The issue that we ran into in New York was that when the crematories realized that they needed to extend their hours in order to accommodate the number of deaths that we were having, they needed to get permission from the state to do that. They didn’t get permission right away so before this even started we were behind.
If you imagine our capacity to handle an increase in deaths as a sponge, right now it is full and it is dripping wet. And then the **** hit the fan.
Funeral directors are sleeping at the office for three or four hours and then they’re working for another 14 to 18 hours, and it’s not enough. Its been like this relentlessly for weeks and it will continue like this for weeks.
Just to put into perspective how big the backlog was for burials and Cremations in New York as a result of the covid epidemic: Today is June 12th. Funerals occurred today for people who died April 29th.
And yet in all of this these professionals were continuing to go to work even though it meant that they were getting sick. Some of them have died. I’m sure their families have gotten sick.
When you hear that horrible stereotype about funeral directors that I’m not going to repeat here, I want you to think about those people who are moving mountains, on fumes, in the name of service.

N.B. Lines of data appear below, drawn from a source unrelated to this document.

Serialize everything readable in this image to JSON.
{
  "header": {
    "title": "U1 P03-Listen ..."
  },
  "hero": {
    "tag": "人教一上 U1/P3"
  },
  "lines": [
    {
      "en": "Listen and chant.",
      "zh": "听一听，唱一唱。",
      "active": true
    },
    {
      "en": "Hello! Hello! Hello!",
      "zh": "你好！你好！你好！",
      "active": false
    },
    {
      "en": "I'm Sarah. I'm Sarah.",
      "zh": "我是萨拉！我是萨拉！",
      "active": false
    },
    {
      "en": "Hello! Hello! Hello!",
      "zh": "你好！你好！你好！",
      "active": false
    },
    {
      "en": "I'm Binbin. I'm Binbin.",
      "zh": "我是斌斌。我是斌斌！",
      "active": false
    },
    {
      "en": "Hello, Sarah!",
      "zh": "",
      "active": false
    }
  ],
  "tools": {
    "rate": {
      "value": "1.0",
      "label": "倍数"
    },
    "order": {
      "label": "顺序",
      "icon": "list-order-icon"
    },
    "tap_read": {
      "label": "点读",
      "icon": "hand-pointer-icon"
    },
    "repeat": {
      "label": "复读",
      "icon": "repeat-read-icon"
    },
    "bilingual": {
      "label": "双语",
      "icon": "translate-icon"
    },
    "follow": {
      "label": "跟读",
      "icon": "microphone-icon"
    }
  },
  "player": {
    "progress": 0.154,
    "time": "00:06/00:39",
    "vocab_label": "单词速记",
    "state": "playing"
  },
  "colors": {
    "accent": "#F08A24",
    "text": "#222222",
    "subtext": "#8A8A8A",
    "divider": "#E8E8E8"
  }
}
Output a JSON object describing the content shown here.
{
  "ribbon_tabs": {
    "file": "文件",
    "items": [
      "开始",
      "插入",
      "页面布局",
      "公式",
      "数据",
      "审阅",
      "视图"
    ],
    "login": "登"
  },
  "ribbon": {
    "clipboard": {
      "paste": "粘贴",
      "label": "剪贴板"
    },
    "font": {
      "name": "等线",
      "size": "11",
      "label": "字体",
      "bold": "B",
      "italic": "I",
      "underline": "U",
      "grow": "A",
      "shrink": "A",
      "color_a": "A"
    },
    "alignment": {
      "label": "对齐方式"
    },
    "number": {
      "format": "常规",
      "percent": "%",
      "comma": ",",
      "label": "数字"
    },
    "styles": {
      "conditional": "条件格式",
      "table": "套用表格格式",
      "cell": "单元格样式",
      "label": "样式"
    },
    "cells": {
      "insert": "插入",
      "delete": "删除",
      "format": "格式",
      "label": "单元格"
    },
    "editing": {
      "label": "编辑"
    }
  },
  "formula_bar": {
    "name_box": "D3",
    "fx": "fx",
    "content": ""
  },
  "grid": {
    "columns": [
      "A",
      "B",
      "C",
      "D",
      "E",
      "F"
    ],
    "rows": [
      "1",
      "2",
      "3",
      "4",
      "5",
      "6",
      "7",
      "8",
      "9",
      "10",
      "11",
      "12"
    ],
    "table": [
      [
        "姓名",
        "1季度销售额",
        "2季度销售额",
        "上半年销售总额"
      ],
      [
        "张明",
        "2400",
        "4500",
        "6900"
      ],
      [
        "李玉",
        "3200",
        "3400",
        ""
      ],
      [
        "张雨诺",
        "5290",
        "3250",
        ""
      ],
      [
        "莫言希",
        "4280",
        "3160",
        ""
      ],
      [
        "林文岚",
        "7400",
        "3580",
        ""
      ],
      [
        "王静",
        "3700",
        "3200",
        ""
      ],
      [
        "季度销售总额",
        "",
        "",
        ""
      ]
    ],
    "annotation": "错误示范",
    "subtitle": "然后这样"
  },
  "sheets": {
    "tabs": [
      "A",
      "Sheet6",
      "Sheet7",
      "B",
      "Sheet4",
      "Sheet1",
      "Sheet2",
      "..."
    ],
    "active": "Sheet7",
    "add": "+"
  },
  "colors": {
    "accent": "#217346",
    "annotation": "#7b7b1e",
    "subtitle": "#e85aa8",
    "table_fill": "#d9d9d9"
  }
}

Funeral homes in the tri-state area have been begging for help but they are running out of room. They have turned their chapels, their garages, even their offices into storage for bodies so that they can continue accommodating the families that are calling them.